"Resolutions" for the body
Be kind to yourself
‘Tis the season. My social media is ready to be filled with people committed to eating, exercising, and “caring” for their bodies better in 2023.
People want to be “healthier”; Christians want to be better “stewards” of their bodies. But lean in, listen hard and you’ll hear it: I want to look different. (Men, of course, are a little behind on the cultural body pressure, so for them, it’s still okay to just say “I want to lose weight.”)
We make ourselves feel better about our desire to be thinner by telling ourselves it’s about health. And it’s not. I know this because of how many of us would answer these questions:
what if you could be healthier, but you would need to gain ten pounds?
what if you could lose 25 pounds in a couple of months, but it would come with the potential side effect of increasing your risk for cancer down the line?
what if you got a painless, symptom-free, virus that resulted in losing 5 pounds in a week?
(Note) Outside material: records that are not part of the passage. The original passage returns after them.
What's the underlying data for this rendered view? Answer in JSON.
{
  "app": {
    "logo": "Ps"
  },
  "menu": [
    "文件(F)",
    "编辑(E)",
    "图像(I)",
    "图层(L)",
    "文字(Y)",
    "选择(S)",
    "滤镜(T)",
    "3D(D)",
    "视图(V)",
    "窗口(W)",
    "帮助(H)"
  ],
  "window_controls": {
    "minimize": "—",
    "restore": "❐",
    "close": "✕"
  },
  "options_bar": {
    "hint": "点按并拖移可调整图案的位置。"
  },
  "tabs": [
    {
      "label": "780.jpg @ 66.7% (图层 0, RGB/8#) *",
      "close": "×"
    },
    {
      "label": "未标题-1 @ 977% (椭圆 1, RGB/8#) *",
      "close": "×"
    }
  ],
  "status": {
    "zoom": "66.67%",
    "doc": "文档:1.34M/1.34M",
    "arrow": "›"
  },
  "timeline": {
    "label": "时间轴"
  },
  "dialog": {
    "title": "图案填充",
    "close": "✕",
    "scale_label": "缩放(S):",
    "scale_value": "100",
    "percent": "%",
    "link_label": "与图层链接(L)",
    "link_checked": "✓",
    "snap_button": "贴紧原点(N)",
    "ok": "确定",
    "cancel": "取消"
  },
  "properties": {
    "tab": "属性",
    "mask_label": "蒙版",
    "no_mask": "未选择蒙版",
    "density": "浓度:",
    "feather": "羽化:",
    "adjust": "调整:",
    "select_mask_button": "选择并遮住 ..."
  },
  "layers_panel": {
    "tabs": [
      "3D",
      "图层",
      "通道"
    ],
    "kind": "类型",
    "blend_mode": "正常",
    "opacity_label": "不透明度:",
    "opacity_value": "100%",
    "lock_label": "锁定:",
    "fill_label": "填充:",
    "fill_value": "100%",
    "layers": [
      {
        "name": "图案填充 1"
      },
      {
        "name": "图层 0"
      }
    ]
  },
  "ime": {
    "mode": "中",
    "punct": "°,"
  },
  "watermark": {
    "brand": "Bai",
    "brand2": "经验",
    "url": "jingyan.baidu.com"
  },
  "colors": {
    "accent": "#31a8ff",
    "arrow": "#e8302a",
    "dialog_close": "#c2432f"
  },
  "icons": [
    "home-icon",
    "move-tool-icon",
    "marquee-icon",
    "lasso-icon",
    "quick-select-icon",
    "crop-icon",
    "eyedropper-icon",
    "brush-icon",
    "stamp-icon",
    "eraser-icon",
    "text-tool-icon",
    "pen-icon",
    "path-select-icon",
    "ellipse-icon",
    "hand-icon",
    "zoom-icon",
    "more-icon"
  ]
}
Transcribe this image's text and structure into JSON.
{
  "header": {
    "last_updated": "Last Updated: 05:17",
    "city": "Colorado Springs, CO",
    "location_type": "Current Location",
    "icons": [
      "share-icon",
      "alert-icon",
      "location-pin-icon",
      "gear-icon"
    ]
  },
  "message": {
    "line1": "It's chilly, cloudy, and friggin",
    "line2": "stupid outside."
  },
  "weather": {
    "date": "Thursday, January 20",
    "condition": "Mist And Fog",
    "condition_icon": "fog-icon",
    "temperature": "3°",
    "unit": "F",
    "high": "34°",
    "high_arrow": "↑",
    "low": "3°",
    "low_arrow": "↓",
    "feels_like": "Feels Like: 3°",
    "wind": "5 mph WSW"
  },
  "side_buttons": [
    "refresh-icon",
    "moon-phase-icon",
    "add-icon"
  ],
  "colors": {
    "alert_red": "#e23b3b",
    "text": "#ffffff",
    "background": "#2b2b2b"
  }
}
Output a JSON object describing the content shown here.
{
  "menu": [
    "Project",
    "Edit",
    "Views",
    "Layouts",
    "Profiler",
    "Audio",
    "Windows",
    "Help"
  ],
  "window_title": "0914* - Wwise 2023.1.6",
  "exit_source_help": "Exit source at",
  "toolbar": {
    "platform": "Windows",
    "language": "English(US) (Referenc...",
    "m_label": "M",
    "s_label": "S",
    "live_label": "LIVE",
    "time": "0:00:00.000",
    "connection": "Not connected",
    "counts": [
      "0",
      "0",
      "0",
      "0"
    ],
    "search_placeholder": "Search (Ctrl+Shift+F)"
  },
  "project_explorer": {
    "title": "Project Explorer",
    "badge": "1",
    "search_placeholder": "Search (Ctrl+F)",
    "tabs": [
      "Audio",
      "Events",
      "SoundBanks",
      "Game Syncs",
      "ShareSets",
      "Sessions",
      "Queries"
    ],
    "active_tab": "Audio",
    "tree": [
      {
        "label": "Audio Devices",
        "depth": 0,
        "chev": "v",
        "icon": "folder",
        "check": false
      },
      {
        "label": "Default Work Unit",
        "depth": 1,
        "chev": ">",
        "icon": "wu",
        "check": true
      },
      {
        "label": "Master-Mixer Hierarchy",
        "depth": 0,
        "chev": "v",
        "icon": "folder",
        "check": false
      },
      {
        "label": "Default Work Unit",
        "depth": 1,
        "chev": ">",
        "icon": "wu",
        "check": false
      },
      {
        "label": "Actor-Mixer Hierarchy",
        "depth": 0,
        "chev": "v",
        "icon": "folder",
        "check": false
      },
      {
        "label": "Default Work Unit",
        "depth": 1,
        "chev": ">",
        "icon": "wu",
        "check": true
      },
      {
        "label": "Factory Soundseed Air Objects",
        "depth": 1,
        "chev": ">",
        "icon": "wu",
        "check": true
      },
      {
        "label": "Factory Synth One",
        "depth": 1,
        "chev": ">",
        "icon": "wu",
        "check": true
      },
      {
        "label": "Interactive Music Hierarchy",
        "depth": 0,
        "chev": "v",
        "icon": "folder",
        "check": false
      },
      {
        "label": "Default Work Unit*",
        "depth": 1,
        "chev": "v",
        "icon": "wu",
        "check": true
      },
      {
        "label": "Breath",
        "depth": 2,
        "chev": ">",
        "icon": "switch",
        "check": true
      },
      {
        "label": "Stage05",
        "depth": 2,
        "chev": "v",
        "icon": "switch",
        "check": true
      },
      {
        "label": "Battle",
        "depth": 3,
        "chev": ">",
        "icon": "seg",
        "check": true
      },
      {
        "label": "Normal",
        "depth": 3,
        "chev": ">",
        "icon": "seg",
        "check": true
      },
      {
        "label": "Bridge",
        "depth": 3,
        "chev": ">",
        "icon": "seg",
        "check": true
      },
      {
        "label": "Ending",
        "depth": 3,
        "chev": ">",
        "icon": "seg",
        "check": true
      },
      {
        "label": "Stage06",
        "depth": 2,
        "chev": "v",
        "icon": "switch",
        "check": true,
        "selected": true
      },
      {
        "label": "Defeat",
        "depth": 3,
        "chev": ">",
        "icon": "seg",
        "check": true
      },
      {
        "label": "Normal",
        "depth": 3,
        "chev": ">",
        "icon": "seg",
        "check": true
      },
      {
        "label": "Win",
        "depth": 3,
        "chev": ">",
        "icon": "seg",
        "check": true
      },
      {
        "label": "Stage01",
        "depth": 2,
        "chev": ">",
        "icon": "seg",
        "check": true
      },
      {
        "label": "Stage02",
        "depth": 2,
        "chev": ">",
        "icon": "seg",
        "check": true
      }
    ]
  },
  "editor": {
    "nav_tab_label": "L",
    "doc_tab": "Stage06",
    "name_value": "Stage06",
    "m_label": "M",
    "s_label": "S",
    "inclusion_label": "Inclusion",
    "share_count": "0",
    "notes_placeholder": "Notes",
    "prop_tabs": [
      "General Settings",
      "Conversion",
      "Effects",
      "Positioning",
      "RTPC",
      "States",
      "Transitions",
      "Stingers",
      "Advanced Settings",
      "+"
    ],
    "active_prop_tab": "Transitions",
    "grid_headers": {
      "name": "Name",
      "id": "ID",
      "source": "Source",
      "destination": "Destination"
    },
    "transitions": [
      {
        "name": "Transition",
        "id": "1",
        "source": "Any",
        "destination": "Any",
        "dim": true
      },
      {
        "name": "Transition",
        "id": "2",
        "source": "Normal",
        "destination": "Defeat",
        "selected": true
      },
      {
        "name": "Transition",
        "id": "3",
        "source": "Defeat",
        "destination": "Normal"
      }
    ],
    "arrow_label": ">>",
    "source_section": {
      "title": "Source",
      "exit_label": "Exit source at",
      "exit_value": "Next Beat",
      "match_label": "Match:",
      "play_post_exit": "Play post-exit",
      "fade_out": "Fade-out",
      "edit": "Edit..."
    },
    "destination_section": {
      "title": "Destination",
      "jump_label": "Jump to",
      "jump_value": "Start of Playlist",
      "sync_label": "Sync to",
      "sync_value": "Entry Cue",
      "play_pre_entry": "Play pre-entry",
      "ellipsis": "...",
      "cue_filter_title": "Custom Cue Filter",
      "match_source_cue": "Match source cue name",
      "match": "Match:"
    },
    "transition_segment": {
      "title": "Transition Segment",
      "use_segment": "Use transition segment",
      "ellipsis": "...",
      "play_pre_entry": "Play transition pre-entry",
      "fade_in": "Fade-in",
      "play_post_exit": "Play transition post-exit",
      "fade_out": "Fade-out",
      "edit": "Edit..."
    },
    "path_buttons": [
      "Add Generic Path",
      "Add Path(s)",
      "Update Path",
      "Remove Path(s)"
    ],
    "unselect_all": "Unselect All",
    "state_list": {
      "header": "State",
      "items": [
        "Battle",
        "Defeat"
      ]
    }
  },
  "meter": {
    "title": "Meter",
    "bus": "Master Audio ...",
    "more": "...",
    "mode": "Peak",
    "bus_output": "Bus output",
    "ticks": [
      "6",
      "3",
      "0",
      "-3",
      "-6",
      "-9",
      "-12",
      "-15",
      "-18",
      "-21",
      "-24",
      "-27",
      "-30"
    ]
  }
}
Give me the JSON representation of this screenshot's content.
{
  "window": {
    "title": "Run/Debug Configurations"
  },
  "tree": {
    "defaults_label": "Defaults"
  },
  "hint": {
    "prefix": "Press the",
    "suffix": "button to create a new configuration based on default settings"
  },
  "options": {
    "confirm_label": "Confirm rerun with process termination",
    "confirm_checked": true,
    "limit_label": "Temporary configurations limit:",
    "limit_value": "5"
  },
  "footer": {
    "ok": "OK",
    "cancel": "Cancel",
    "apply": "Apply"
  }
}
These kinds of scenarios (which are very real) force us to show our hand. We want thinness, not health. We want to control how our bodies look, not steward them.
Of course we do. We’ve been programmed our entire lives to believe that bodies are for looking at. If I ask you what you love about your body, (or what you hate about your body), what comes to mind? I’m guessing it’s more likely to be a part that you like (or don’t like) how it looks. (I doubt any of us thought of the amazing way our bodies distribute water to our cells.)
But bodies are for living in, not looking at.
Judging your body’s performance by how it looks is like judging a car’s performance by what color it is.